▶ **Problem to work on**
Count the lines in the data below that include the word "standard", then state the total and nothing besides.

▶ **Supplied records**
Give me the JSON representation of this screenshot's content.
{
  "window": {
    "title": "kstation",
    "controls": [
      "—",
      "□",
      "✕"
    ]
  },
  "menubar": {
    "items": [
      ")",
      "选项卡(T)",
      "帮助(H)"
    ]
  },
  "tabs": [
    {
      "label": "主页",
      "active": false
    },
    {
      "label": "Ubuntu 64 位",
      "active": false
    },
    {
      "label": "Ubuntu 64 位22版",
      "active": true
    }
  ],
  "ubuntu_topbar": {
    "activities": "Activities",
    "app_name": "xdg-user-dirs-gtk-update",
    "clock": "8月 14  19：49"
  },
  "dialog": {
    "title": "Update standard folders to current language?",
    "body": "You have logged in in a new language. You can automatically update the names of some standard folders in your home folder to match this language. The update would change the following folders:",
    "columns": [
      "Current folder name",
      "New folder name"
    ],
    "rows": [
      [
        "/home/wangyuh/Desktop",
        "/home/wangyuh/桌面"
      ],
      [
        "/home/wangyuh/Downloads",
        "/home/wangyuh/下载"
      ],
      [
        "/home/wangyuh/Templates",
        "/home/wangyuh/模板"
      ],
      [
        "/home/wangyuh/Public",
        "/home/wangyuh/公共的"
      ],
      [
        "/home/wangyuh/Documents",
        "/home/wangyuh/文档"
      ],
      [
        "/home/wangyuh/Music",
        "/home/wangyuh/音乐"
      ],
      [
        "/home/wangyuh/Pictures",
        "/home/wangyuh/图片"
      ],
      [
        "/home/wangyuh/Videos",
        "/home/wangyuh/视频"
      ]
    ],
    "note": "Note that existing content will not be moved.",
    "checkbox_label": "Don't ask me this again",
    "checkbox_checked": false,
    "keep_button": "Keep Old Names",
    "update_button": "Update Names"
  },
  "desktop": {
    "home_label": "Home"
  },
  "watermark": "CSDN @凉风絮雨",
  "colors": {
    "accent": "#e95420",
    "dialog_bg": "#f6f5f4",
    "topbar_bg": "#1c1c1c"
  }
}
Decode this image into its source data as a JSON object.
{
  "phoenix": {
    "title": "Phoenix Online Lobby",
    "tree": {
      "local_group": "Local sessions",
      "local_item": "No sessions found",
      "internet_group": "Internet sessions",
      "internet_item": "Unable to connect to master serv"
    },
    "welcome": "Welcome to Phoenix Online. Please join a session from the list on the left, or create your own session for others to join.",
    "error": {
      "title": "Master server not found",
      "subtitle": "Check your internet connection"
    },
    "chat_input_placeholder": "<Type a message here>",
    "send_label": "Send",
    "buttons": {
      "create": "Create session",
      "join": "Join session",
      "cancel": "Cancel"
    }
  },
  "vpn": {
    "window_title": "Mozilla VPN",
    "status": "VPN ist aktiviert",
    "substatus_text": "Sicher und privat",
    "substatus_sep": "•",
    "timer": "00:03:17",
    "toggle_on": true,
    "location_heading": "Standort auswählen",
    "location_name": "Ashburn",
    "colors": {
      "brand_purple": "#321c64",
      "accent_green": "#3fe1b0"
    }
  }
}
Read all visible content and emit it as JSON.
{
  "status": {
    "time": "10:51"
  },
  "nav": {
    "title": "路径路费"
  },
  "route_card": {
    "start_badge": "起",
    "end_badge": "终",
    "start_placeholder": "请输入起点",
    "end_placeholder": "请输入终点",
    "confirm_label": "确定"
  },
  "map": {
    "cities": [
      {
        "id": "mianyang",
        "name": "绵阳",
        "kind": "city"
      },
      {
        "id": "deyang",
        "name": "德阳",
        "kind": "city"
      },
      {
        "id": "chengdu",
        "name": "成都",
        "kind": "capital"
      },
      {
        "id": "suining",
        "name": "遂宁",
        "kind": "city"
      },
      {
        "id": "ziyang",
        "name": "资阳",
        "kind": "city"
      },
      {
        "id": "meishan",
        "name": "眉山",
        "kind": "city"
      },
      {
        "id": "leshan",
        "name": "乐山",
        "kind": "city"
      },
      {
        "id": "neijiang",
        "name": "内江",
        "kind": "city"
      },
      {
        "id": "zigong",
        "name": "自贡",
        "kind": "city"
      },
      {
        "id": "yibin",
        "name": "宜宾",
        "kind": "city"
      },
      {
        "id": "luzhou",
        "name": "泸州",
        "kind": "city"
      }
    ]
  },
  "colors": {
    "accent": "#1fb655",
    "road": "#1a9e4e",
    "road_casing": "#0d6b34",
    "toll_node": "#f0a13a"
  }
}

▶ **Written response**
2